(e.g. security, safety, schedulability) and of other quantifiable properties such as reliability (for hardware
components), trustworthiness (in information security) and resource usage (e.g., worst-case memory/stack/cache
- the probabilistic analysis of systems which do not explicitly incorporate quantitative aspects
(e.g. performance, reliability and risk analysis);
- applications to safety-critical systems, communication protocols, control systems, asynchronous
hardware, and to any other domain involving quantitative issues.
Topics include (but are not limited to) probabilistic, timing and
general quantitative aspects in:
||Asynchronous HW analysis
||Risk and hazard analysis
- Jeremy Bradley, Imperial College London, U.K.
Title: Mean field and fluid approaches to Markov chain analysis
- Boris Köpf,
IMDEA Software Institute, Madrid, Spain
Title: Quantifying Side-Channels in RSA and AES
- Kim G. Larsen, Aalborg University, Denmark
Title: Statistical Model Checking for Priced Timed Automata
In order to encourage participation and discussion, this workshop solicits
two types of submissions - regular papers and presentations:
- Regular paper submissions must be original work,
and must not have been previously published,
nor be under consideration for publication
Regular paper submission must not exceed 15 pages,
possibly followed by a clearly marked appendix which will be
removed for the proceedings and contains
technical material for the reviewers.
- Presentation reports concern recent or ongoing work on relevant topics and
ideas, for timely discussion and feedback at the workshop. There is
no restriction as for previous/future publication of the contents of
a presentation. Typically, a presentation is based on a paper which
recently appeared (or which is going to appear) in the proceedings of
another recognized conference, or which has not yet been submitted.
The (extended) abstract of presentation submissions
should not exceed 4 pages.
All submissions must be in PDF format and use the
EPTCS style files.
Submissions can be made through the
Accepted regular papers will be published in the Electronic Proceedings in Theoretical Computer Science (EPTCS).
Publication of a selection of the papers in a special issue of a journal is under consideration.
For regular papers: Submissions are closed!
- Abstract (now mandatory): December 22, 2011 23:59 GMT (was December 17, 2011)
- Submission: December 27, 2011 23:59 GMT (was December 20, 2011)
- Notification: January 20, 2012
- Final version (ETAPS proceedings): Sunday, February 05, 2012
- Final version (EPTCS proceedings): TBA
For presentation reports: Submissions are closed!
- Submission: January 23, 2012
- Notification: January 25, 2012
- Alessandro Aldini, University of Urbino, Italy

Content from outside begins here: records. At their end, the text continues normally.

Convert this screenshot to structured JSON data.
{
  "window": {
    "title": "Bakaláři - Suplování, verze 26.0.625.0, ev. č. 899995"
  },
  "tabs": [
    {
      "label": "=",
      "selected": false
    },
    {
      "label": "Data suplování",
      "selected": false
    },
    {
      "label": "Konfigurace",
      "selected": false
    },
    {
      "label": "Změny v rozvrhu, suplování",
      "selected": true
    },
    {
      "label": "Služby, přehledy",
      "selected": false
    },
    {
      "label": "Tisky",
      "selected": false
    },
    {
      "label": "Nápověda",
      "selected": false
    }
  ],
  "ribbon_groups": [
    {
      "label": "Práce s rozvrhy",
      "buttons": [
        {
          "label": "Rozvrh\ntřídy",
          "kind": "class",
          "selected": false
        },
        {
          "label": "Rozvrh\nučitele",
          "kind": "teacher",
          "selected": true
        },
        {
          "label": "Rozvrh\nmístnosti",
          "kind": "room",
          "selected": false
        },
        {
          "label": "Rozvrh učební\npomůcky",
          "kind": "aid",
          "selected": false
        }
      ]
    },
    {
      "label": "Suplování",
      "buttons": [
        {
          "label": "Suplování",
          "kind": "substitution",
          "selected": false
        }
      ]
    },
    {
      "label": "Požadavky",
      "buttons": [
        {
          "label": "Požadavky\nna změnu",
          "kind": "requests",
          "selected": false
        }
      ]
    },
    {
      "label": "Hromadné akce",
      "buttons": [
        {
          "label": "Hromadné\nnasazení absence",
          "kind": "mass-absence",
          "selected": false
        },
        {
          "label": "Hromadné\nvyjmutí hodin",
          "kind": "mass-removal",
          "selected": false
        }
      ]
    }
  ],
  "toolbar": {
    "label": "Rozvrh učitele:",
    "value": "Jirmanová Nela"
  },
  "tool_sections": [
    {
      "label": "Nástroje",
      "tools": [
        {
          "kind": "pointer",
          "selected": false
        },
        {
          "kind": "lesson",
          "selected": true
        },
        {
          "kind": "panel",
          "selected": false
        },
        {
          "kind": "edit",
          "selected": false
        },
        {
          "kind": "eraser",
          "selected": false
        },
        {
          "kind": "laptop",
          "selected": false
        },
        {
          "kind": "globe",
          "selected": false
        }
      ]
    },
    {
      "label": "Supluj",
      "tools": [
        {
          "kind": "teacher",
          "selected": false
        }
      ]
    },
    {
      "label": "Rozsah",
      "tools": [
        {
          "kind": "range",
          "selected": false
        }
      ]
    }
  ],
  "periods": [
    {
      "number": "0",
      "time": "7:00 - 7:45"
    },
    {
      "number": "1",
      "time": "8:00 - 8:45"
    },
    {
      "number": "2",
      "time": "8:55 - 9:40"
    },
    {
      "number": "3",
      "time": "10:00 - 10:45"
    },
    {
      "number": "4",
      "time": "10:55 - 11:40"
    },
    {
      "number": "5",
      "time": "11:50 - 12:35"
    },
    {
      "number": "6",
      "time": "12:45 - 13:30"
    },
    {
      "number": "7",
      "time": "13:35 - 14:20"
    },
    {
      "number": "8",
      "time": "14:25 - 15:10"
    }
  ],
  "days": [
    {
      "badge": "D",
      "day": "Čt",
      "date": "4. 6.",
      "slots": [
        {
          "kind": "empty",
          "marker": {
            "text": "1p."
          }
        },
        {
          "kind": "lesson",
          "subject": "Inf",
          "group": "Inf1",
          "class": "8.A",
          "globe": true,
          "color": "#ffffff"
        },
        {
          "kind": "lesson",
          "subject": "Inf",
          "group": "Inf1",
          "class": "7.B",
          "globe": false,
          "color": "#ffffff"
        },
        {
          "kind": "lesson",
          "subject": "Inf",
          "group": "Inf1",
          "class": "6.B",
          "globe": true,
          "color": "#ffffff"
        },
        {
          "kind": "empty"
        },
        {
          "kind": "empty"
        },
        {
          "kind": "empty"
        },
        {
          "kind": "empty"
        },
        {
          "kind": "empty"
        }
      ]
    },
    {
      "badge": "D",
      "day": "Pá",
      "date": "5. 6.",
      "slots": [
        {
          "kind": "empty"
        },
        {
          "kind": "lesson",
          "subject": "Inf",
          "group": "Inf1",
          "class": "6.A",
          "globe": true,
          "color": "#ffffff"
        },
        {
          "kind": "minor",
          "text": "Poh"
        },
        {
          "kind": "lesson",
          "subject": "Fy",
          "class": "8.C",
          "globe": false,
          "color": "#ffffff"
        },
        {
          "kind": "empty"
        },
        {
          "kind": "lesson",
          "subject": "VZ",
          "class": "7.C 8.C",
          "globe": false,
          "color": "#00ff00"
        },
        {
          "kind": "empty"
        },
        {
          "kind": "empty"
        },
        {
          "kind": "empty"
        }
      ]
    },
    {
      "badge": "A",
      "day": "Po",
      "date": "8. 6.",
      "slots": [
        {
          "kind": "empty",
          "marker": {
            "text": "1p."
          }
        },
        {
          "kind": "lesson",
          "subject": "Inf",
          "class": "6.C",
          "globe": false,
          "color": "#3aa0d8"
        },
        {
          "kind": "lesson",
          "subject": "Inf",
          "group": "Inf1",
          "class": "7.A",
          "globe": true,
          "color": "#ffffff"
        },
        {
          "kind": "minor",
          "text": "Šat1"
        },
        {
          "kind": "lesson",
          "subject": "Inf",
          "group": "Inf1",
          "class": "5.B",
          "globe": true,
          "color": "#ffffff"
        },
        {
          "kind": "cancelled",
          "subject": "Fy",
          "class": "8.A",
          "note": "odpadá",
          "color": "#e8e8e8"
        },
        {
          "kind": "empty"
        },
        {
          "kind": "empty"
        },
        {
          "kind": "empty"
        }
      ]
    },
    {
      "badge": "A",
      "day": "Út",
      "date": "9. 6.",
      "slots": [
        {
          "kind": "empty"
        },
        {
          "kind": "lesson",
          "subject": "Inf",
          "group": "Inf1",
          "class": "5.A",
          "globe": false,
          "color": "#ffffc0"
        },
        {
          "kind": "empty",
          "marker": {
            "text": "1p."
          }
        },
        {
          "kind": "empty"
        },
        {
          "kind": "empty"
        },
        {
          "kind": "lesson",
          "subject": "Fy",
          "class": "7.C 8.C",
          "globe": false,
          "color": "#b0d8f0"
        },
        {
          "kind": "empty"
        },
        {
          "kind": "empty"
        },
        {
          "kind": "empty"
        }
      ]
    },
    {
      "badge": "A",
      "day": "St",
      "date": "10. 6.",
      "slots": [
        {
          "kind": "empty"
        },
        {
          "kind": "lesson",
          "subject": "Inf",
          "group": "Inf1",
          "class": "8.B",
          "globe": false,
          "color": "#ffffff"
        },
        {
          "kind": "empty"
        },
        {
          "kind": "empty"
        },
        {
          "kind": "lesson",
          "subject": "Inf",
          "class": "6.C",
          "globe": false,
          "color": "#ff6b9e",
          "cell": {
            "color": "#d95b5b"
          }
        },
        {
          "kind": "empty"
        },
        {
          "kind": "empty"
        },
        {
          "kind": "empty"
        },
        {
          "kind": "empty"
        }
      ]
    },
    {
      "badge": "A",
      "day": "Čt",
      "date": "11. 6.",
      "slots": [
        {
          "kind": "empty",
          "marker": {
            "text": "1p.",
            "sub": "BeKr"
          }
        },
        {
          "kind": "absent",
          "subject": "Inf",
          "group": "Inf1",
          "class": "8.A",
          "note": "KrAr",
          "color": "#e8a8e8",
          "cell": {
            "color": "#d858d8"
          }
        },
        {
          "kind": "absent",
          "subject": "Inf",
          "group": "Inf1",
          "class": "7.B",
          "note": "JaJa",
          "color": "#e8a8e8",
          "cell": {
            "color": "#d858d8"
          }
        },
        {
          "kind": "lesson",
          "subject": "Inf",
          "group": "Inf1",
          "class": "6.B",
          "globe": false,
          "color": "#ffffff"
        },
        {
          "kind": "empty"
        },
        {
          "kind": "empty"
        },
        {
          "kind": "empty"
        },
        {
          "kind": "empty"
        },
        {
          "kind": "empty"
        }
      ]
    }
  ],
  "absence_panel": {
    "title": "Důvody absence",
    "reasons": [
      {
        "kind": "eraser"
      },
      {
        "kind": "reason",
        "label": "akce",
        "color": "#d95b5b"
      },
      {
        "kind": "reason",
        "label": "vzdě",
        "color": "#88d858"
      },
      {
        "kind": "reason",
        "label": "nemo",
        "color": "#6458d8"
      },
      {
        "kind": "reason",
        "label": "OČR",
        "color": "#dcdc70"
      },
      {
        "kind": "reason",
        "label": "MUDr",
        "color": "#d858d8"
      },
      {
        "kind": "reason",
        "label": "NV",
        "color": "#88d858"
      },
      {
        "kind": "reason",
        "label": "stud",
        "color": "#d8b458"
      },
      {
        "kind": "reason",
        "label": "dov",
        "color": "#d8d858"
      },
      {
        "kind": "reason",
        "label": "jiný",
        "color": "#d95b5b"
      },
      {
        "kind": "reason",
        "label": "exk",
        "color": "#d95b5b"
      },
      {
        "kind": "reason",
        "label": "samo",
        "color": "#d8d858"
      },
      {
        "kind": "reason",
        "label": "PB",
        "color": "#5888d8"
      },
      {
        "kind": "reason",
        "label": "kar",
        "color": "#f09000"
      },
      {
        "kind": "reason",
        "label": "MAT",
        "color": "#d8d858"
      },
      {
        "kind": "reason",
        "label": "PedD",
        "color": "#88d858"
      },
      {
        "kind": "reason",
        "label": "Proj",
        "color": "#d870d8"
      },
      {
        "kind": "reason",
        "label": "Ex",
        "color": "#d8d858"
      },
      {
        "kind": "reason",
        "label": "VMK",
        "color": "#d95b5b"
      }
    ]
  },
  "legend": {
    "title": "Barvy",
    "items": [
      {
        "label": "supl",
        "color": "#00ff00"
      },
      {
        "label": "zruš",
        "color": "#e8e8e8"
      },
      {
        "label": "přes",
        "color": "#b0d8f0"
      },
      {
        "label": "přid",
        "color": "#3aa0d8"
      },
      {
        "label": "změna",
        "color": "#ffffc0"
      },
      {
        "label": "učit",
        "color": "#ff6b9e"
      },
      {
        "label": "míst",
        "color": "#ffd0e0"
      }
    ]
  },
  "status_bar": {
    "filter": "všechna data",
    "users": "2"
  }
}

- Christel Baier, Technical University of Dresden, Germany
- Marco Bernardo, University of Urbino, Italy
- Nathalie Bertrand, IRISA/INRIA Rennes, France
- Luca Bortolussi, University of Trieste, Italy
- Jeremy Bradley, Imperial College London, UK
- Tomas Brazdil, Masaryk University, Czech Republic
- Antonio Cerone, UNU-IIST, Macao
- Kostas Chatzikokolakis, CNRS, France
- Josee Desharnais, Laval University, Canada
- Alessandra Di Pierro, University of Verona, Italy
- Mieke Massink, CNR-ISTI, Pisa, Italy
- Paulo Mateus, Technical University of Lisbon, Portugal
- Annabelle McIver, Maquarie University, Australia
- Gethin Norman, University of Glasgow, UK
- David Parker, Oxford University, UK
- Anne Remke, University of Twente, the Netherlands
- Jeremy Sproston, University of Turin, Italy
- Herbert Wiklicky, Imperial College London, UK